But it wasn't always the case. Just 30 or 40 years ago, there was far more emphasis on reusing and repairing. Indeed, it was easier to replace something than fix it. I remember, at one point in the 1990s, throwing a perfectly good printer in the bin. Why? Because it was cheaper to buy a new one than purchase some new ink.
My mother would have been appalled because she was part of the "make do and mend" generation. When I was a child, new clothes were for Easter, Christmas, or birthdays. The rest of the time they were patched up and had to put in more service until they could stagger on no more.
What goes around comes around. Last April, the Levenshulme Repair Cafe opened up in a church community centre in the town to the southeast of Manchester, just for two hours on Saturday mornings. It was the second repair cafe to open in Manchester, the first one being in Chorlton; now there are five.
If you've seen Channel 4's Repair Shop show you'll know the score: people take things in and a team of experts try to make them as good as new. But while the TV show focuses on antiques and heirlooms, the Levenshulme Repair Cafe takes a more practical, pragmatic approach.
Many items have obsolescence designed into them. It's almost as if the manufacturers don't want you to fix the things you buy, preferring you to throw it in the skip when it goes wrong and buy a new one. Which is why, on October 1, the EU brought in new "right to repair" legislation.
This stops manufacturers making products, especially white goods, which are impossible to repair because the parts aren't widely available. Campaigners say the legislation doesn't go far enough, because it only makes provision for professional repairers, not the consumers themselves, to be able to get hold of the necessary parts.
But it's certainly a step in the right direction.
While there are many jobs that the average person wouldn't dream of tackling, there is a lot that they can do with items such as furniture, bikes, clothing and toys, and the Levenshulme Repair Cafe is all about teaching people those skills as well as fixing their broken stuff.
Thanks to the activism of the likes of Greta Thunberg and Extinction Rebellion, we're becoming more aware that the fight against climate change is fought on several fronts: through legislation and action at Government level and via our own, smaller-scale, but no less important, efforts at home.
Just like people did in the 1970s and 1980s, with their string bags and shopping trolleys, before disposable consumer culture took hold.
What else could we learn from those days? How about using a lot more glass?
Mark Hall works at York-based Business Waste and he's positively evangelical about bottles. He waxes poetic about the days when milk used to be delivered in glass bottles - not plastic cartons - and after using it you'd wash out the bottle, put it on the step and the milkman would collect and reuse it.
Hands up if you're old enough to remember the bottle deposit scheme? This was when you bought a bottle of soft drink from a local shop and there would be a few pence extra charge, which was refunded when you took the empty back to the shop.
It was a much better system than having all these plastic bottles that get dumped in hedgerows, or landfill sites.
Even if adults couldn't be bothered to take bottles back to the shop, it was quite a lucrative business for kids, collecting empties and taking them back and making extra pocket money.
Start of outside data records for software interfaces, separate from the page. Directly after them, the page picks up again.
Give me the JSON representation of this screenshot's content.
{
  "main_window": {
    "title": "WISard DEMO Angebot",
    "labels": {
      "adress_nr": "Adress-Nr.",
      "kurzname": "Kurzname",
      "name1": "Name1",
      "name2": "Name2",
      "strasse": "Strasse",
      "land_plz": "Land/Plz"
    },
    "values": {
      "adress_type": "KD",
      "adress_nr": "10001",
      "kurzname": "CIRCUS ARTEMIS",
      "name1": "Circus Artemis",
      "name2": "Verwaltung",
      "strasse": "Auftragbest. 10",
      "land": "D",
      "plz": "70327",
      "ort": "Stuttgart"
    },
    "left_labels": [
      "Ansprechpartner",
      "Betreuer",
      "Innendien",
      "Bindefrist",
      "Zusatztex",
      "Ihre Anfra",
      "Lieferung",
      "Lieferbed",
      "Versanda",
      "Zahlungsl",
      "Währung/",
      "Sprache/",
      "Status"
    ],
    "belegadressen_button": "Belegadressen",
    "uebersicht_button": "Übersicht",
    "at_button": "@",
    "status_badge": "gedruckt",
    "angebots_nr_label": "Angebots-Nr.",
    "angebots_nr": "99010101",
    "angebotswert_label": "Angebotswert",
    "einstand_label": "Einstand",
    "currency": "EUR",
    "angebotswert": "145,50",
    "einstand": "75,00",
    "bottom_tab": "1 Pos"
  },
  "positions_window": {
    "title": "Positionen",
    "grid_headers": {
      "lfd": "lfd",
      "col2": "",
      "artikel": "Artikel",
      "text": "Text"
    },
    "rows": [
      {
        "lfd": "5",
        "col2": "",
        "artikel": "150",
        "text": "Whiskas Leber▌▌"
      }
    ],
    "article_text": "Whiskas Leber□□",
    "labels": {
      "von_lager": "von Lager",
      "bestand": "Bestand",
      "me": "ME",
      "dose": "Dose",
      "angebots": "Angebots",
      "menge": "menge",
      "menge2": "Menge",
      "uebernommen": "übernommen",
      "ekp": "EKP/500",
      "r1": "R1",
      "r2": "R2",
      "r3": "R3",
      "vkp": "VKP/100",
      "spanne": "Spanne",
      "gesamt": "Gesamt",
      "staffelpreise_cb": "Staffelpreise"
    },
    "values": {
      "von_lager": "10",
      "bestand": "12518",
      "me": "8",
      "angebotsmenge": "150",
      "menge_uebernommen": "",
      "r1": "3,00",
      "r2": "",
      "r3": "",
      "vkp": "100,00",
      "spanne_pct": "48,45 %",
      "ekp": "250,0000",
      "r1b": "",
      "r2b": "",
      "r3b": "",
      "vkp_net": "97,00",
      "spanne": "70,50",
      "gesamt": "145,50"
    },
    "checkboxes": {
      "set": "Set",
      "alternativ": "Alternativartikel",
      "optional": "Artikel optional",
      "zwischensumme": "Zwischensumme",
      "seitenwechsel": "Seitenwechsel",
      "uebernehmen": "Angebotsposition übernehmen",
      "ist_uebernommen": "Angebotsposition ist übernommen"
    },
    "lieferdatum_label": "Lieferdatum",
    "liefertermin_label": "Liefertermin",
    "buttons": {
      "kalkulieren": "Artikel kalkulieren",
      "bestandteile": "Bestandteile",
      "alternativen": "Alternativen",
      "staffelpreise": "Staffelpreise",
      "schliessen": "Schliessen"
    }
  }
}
Incentivising recycling always has positive effects. Many years ago, I visited Osaka in Japan and went to a bar that sold beer in cans. When you'd finished you put your empty can in a slot in a huge one-armed bandit, pulled the handle and, if you got a winning combination on the reels, you won a free beer.
There are a lot of lessons we can learn from the previous generation that tick boxes when it comes to making choices for a more sustainable future.
A lot of them - fixing up broken things, repairing clothes, deposits on fizzy drink bottles - might have been driven by economic, rather than ecological reasons, but the end result is the same.
And it wouldn't surprise me if there's a hipster fish-and-chip takeaway out there offering a small discount for anyone who brings in their own dishes and a tea towel to collect their food.